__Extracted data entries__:
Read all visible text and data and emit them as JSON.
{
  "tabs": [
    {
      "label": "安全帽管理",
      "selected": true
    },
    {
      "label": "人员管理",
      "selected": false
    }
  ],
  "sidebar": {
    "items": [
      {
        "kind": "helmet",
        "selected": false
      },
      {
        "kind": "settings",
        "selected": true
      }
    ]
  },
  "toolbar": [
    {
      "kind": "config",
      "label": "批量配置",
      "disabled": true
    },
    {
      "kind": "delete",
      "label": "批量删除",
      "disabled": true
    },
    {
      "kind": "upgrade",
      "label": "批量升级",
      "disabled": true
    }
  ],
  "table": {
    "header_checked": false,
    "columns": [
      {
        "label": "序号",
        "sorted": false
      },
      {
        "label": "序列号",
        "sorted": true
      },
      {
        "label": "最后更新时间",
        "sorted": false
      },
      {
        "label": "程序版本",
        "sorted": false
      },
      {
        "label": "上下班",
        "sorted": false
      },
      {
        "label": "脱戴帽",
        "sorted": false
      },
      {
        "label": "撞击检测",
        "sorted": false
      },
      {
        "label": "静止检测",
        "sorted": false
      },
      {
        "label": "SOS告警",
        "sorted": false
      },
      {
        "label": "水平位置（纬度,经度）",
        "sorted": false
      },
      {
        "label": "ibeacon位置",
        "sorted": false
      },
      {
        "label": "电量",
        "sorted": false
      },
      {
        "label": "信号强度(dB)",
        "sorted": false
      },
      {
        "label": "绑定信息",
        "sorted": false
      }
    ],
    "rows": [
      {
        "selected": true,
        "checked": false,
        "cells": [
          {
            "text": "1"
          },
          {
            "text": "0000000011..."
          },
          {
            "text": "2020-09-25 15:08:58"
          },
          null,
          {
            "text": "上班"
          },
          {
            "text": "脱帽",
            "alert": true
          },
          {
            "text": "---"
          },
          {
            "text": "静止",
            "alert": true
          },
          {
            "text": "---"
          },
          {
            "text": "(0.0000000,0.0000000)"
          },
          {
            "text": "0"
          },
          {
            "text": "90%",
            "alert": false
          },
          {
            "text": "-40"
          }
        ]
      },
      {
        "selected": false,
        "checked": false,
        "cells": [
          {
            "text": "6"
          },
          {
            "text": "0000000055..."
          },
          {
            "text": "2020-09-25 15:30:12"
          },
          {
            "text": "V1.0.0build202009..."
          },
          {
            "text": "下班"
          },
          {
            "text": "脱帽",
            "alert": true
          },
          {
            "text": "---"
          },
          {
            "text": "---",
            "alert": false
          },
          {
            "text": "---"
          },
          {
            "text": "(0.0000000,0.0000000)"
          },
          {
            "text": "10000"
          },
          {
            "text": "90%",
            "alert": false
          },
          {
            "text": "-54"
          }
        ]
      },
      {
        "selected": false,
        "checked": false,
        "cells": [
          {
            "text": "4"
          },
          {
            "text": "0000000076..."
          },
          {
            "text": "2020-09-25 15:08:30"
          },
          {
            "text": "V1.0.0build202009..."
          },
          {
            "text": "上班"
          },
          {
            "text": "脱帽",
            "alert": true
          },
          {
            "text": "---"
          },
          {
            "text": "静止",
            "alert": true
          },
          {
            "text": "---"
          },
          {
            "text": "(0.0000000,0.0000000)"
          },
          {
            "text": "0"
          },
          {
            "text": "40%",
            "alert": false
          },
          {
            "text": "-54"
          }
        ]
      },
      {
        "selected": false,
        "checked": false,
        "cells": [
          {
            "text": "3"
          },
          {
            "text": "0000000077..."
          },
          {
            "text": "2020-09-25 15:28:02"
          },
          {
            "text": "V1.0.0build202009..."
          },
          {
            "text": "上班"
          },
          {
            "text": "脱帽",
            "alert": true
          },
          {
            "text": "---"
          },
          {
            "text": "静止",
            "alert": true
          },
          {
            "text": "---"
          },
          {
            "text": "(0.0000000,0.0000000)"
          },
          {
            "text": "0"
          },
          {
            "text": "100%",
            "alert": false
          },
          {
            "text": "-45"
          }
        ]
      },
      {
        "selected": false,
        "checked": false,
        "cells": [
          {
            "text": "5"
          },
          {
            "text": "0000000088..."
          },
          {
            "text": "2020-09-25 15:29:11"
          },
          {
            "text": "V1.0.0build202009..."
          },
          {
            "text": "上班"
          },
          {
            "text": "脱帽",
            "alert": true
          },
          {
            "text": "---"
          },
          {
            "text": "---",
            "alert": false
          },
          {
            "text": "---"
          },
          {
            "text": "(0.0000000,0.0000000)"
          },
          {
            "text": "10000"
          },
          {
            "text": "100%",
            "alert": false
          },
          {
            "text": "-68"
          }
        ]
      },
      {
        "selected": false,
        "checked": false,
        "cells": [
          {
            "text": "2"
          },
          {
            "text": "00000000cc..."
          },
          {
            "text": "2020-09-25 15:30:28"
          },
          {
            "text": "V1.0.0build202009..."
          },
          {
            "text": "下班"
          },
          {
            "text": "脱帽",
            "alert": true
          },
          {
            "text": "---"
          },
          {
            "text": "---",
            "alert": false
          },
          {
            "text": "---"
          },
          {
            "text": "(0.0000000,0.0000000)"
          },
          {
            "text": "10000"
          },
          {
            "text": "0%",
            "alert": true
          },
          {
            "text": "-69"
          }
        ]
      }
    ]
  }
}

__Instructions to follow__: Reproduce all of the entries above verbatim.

__Task answer__:
Read all visible text and data and emit them as JSON.
{
  "tabs": [
    {
      "label": "安全帽管理",
      "selected": true
    },
    {
      "label": "人员管理",
      "selected": false
    }
  ],
  "sidebar": {
    "items": [
      {
        "kind": "helmet",
        "selected": false
      },
      {
        "kind": "settings",
        "selected": true
      }
    ]
  },
  "toolbar": [
    {
      "kind": "config",
      "label": "批量配置",
      "disabled": true
    },
    {
      "kind": "delete",
      "label": "批量删除",
      "disabled": true
    },
    {
      "kind": "upgrade",
      "label": "批量升级",
      "disabled": true
    }
  ],
  "table": {
    "header_checked": false,
    "columns": [
      {
        "label": "序号",
        "sorted": false
      },
      {
        "label": "序列号",
        "sorted": true
      },
      {
        "label": "最后更新时间",
        "sorted": false
      },
      {
        "label": "程序版本",
        "sorted": false
      },
      {
        "label": "上下班",
        "sorted": false
      },
      {
        "label": "脱戴帽",
        "sorted": false
      },
      {
        "label": "撞击检测",
        "sorted": false
      },
      {
        "label": "静止检测",
        "sorted": false
      },
      {
        "label": "SOS告警",
        "sorted": false
      },
      {
        "label": "水平位置（纬度,经度）",
        "sorted": false
      },
      {
        "label": "ibeacon位置",
        "sorted": false
      },
      {
        "label": "电量",
        "sorted": false
      },
      {
        "label": "信号强度(dB)",
        "sorted": false
      },
      {
        "label": "绑定信息",
        "sorted": false
      }
    ],
    "rows": [
      {
        "selected": true,
        "checked": false,
        "cells": [
          {
            "text": "1"
          },
          {
            "text": "0000000011..."
          },
          {
            "text": "2020-09-25 15:08:58"
          },
          null,
          {
            "text": "上班"
          },
          {
            "text": "脱帽",
            "alert": true
          },
          {
            "text": "---"
          },
          {
            "text": "静止",
            "alert": true
          },
          {
            "text": "---"
          },
          {
            "text": "(0.0000000,0.0000000)"
          },
          {
            "text": "0"
          },
          {
            "text": "90%",
            "alert": false
          },
          {
            "text": "-40"
          }
        ]
      },
      {
        "selected": false,
        "checked": false,
        "cells": [
          {
            "text": "6"
          },
          {
            "text": "0000000055..."
          },
          {
            "text": "2020-09-25 15:30:12"
          },
          {
            "text": "V1.0.0build202009..."
          },
          {
            "text": "下班"
          },
          {
            "text": "脱帽",
            "alert": true
          },
          {
            "text": "---"
          },
          {
            "text": "---",
            "alert": false
          },
          {
            "text": "---"
          },
          {
            "text": "(0.0000000,0.0000000)"
          },
          {
            "text": "10000"
          },
          {
            "text": "90%",
            "alert": false
          },
          {
            "text": "-54"
          }
        ]
      },
      {
        "selected": false,
        "checked": false,
        "cells": [
          {
            "text": "4"
          },
          {
            "text": "0000000076..."
          },
          {
            "text": "2020-09-25 15:08:30"
          },
          {
            "text": "V1.0.0build202009..."
          },
          {
            "text": "上班"
          },
          {
            "text": "脱帽",
            "alert": true
          },
          {
            "text": "---"
          },
          {
            "text": "静止",
            "alert": true
          },
          {
            "text": "---"
          },
          {
            "text": "(0.0000000,0.0000000)"
          },
          {
            "text": "0"
          },
          {
            "text": "40%",
            "alert": false
          },
          {
            "text": "-54"
          }
        ]
      },
      {
        "selected": false,
        "checked": false,
        "cells": [
          {
            "text": "3"
          },
          {
            "text": "0000000077..."
          },
          {
            "text": "2020-09-25 15:28:02"
          },
          {
            "text": "V1.0.0build202009..."
          },
          {
            "text": "上班"
          },
          {
            "text": "脱帽",
            "alert": true
          },
          {
            "text": "---"
          },
          {
            "text": "静止",
            "alert": true
          },
          {
            "text": "---"
          },
          {
            "text": "(0.0000000,0.0000000)"
          },
          {
            "text": "0"
          },
          {
            "text": "100%",
            "alert": false
          },
          {
            "text": "-45"
          }
        ]
      },
      {
        "selected": false,
        "checked": false,
        "cells": [
          {
            "text": "5"
          },
          {
            "text": "0000000088..."
          },
          {
            "text": "2020-09-25 15:29:11"
          },
          {
            "text": "V1.0.0build202009..."
          },
          {
            "text": "上班"
          },
          {
            "text": "脱帽",
            "alert": true
          },
          {
            "text": "---"
          },
          {
            "text": "---",
            "alert": false
          },
          {
            "text": "---"
          },
          {
            "text": "(0.0000000,0.0000000)"
          },
          {
            "text": "10000"
          },
          {
            "text": "100%",
            "alert": false
          },
          {
            "text": "-68"
          }
        ]
      },
      {
        "selected": false,
        "checked": false,
        "cells": [
          {
            "text": "2"
          },
          {
            "text": "00000000cc..."
          },
          {
            "text": "2020-09-25 15:30:28"
          },
          {
            "text": "V1.0.0build202009..."
          },
          {
            "text": "下班"
          },
          {
            "text": "脱帽",
            "alert": true
          },
          {
            "text": "---"
          },
          {
            "text": "---",
            "alert": false
          },
          {
            "text": "---"
          },
          {
            "text": "(0.0000000,0.0000000)"
          },
          {
            "text": "10000"
          },
          {
            "text": "0%",
            "alert": true
          },
          {
            "text": "-69"
          }
        ]
      }
    ]
  }
}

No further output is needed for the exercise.